It is time to end violence against women

Athens students speak out

Flowers were laid out in silent protest of violence against women and in tribute to Sarah Everard.

Courtesy of Getty Images

Flowers were laid out in silent protest of violence against women and in tribute to Sarah Everard.

By Jenna Ali, Athens Drive High School

Sarah Everard was a 33-year-old marketing executive and ray of sunshine for the people in her life.

She was walking home from a friend’s house March 3, 2021.

She followed all the rules: taking well-lit routes, wearing bright clothing and keeping her boyfriend over the phone. 

She was taken off the streets of south London that very day. 

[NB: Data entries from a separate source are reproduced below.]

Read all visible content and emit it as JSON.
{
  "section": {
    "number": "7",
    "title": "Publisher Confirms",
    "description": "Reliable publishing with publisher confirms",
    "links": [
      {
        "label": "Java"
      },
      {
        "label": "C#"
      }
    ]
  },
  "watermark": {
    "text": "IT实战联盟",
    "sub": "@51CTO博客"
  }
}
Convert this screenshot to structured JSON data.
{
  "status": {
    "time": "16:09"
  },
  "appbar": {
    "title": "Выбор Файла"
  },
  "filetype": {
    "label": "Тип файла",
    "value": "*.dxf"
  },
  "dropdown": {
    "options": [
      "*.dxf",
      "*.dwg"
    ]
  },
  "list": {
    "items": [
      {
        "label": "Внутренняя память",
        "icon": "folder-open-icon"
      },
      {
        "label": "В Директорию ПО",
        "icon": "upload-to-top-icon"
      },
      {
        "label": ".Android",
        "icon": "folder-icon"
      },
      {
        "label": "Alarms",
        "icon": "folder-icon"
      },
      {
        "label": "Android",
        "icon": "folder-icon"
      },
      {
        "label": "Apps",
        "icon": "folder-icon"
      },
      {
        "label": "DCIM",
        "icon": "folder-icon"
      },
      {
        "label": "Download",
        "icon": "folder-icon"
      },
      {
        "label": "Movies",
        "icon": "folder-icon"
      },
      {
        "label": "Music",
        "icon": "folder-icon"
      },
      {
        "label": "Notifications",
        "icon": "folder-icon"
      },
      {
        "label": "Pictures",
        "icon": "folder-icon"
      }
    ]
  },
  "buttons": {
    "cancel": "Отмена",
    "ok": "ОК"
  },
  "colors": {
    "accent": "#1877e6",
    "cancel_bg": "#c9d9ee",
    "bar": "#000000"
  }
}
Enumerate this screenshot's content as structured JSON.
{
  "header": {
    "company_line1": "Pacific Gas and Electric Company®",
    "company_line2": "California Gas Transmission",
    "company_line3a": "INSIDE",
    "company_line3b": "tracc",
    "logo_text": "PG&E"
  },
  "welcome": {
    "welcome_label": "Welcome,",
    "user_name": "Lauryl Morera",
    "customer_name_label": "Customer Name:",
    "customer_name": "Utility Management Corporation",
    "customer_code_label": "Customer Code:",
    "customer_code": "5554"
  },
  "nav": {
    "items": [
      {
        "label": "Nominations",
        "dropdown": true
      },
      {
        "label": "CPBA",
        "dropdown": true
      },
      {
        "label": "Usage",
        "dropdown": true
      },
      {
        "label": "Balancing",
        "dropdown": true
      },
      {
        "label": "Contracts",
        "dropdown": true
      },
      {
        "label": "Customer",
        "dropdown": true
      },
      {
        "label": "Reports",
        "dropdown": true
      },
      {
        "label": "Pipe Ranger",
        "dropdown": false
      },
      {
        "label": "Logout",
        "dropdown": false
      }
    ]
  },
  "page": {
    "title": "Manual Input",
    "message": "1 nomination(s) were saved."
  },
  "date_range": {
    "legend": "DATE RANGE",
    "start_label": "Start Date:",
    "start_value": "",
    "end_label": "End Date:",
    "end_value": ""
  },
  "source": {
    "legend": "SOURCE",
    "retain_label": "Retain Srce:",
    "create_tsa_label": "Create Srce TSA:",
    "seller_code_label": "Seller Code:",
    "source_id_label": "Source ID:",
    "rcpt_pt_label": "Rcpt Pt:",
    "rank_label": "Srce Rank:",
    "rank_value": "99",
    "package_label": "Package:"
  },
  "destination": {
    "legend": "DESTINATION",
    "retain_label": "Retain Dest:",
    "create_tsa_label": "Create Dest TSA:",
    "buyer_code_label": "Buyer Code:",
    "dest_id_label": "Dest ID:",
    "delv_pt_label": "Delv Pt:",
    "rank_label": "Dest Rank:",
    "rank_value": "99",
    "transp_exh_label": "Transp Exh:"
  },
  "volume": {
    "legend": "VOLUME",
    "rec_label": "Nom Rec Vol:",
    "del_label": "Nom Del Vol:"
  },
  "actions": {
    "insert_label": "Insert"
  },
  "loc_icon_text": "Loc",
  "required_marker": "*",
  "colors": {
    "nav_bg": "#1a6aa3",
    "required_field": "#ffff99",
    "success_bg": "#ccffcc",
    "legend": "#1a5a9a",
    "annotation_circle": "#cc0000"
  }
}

The very next week, the remains of her body were found in a wooded area in central London. Wayne Couzens, a police officer whose sole responsibility was to protect the streets of London, has been arrested for the kidnapping and murder of Sarah Everard.

Women, internationally, have taken Sarah’s death to heart. She has become a symbol for the long-overdue battle for women’s safety. Women across every corner of the world are taking a stance against violence towards women, and the women right here at Athens have something to say too.

“I assumed something would’ve been done by now, but since there hasn’t been, we, ourselves, have to advocate for change,” said Karoliina Luik, sophomore.

Athens students are fighting against violence towards women, campaigning for women’s safety and paying tribute to Sarah Everard in the only way they can during this pandemic: through social media. 

They are sharing posts on their social media pages that vocalize messages like, “the system is failing women,” “she was only walking home” and “we will not be silenced.”

“I’m grateful to see the ‘End Violence Against Women’ campaign gaining momentum on social media and around the world,”  said Sarah Thomas, senior. “Like many other social justice topics, this issue has been pushed under the rug for too long and it’s time for society to address the reality of the violence and fear women face every day.”

In light of Sarah Everard’s death, the United Nations Entity for Gender Equality and the Empowerment of Women released a report stating that 97% of women in the United Kingdom between the ages of 18 and 24 have been sexually harassed in public settings. The statistic has traveled worldwide, insighting opinions from people everywhere. It has liberated women to the extent that they have taken to various international social media platforms to share their personal stories of sexual harassment, assault and abuse.

“The 97% statistic is not remotely surprising at this point. As a person who’s a part of the 97%, it hurts to see that sexual harassment and assault have impacted so many women around the world,” said Yoon Eaint, sophomore.

Blatant and internalized misogyny is the cause of each and every one of these violent acts towards a woman and for that reason, they have been justified in the eyes of society. Violence against women is something that can only be changed through societal adjustment, and the reaction towards the movement has only made that more clear.

In response to the growing support for the “End Violence Against Women” movement, the statement “not all men” has spread across social media platforms as a rebuttal towards women sharing their personal accounts of violence from men. 

Yes, not all men have harassed and assaulted women, but enough men have. 

Yes, not all men have harassed and assaulted women, but almost all women have been harassed and assaulted by men. 

The defenses men put up when someone who looks like them is the villain in a woman’s story do nothing but derail the point and devalidate that woman.

To find a solution to the persistent violence towards women, we, as a society, need to look into ourselves and the ideals that we have normalized, then educate ourselves, take accountability and deconstruct them.

It is not about how a woman acts or dresses. It is not about where women go or when. It’s about the world’s view of women. It is about the lack of respect, the over-sexualization, the dehumanization women face each and every day in our society. Violence towards women is a systemic issue.”

It is not about how a woman acts or dresses. It is not about where women go or when. It’s about the world’s view of women. It is about the lack of respect, the over-sexualization, the dehumanization women face each and every day in our society. Violence towards women is a systemic issue.

“In every pore of our society, misogyny is found in some form that promotes violence against women. We see misogyny in jokes, classes and our own thinking. We must raise upcoming generations to respect everyone, not merely those who look like them,” said Thomas.

We can start the change right here at Athens.

We can educate our students, our peers, on the societal oppression women are subject to. 

We can use our voices and scream for women’s rights.

We can stand by the women at Athens Drive and, by doing so, women everywhere. 

This story was originally published on Athens Oracle on April 19, 2021.